As conflict, climate shocks, and land/water degradation—the “triple challenge”—continue to exert increasing pressure upon fishing and farming livelihoods in many developing countries, a need exists to better understand how differential vulnerabilities undermine or amplify food security outcomes. In this study, we investigate how vulnerability to the “triple challenge” affect food security using an in-depth case study approach that merges social statistics and quantitative data analysis. We frame vulnerability using a combination of sensitivity, exposure, and adaptive capacity, and operationalize food security using the FAO Food Insecurity Experience Scale (FIES), which is an experience-based measure capturing the food access dimension of food security. We draw on survey data from 252 fishing and 251 farming households in the Niger Delta region of Nigeria and quantify the different components of vulnerability, deriving specific livelihood-related vulnerability scores. By merging and analyzing differential food security variables and vulnerability scores using ordered logistic models, we find that vulnerability to the “triple challenge” increases the probability of being in a severe food insecure state, particularly for households with a high dependency ratio. Parallel to this finding, we note that access to social capital and opportunities for livelihood diversification could drive gains in income, enhancing the capacity of households to attain a food-secure status in the face of recurrent instabilities. This study advances vulnerability literacy in food-insecure contexts and reveals ways to support populations on the frontline of interacting conflict, climate, and environmental crises.
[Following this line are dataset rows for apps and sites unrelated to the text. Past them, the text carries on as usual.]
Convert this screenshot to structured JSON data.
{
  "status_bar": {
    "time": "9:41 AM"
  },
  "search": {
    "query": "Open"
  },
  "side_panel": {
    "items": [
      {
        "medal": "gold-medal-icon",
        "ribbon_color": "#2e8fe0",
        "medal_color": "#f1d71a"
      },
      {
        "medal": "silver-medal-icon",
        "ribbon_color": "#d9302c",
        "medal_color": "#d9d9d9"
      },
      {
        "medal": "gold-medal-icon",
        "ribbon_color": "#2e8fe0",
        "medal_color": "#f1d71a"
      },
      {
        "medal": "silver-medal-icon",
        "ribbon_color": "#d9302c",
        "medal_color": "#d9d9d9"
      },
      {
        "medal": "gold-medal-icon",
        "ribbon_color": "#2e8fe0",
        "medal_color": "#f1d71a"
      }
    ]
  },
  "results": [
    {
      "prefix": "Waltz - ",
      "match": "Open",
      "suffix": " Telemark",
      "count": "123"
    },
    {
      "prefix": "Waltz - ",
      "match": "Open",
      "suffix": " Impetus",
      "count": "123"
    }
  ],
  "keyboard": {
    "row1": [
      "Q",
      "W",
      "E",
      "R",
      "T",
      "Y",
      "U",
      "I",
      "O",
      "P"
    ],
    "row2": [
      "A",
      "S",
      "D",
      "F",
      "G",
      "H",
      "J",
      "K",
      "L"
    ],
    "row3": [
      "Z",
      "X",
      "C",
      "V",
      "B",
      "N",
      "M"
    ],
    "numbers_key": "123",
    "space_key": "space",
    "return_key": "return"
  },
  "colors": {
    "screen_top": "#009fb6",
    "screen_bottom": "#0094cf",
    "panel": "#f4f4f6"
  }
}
Sustainable Development Goals
Onyenekwe, C. S., Okpara, U. T., Opata, P. I., Egyir, I. S., & Sarpong, D. B. (2022). The Triple Challenge: Food Security and Vulnerabilities of Fishing and Farming Households in Situations Characterized by Increasing Conflict, Climate Shock, and Environmental Degradation. Land, 11(11), 1982. https://doi.org/10.3390/land11111982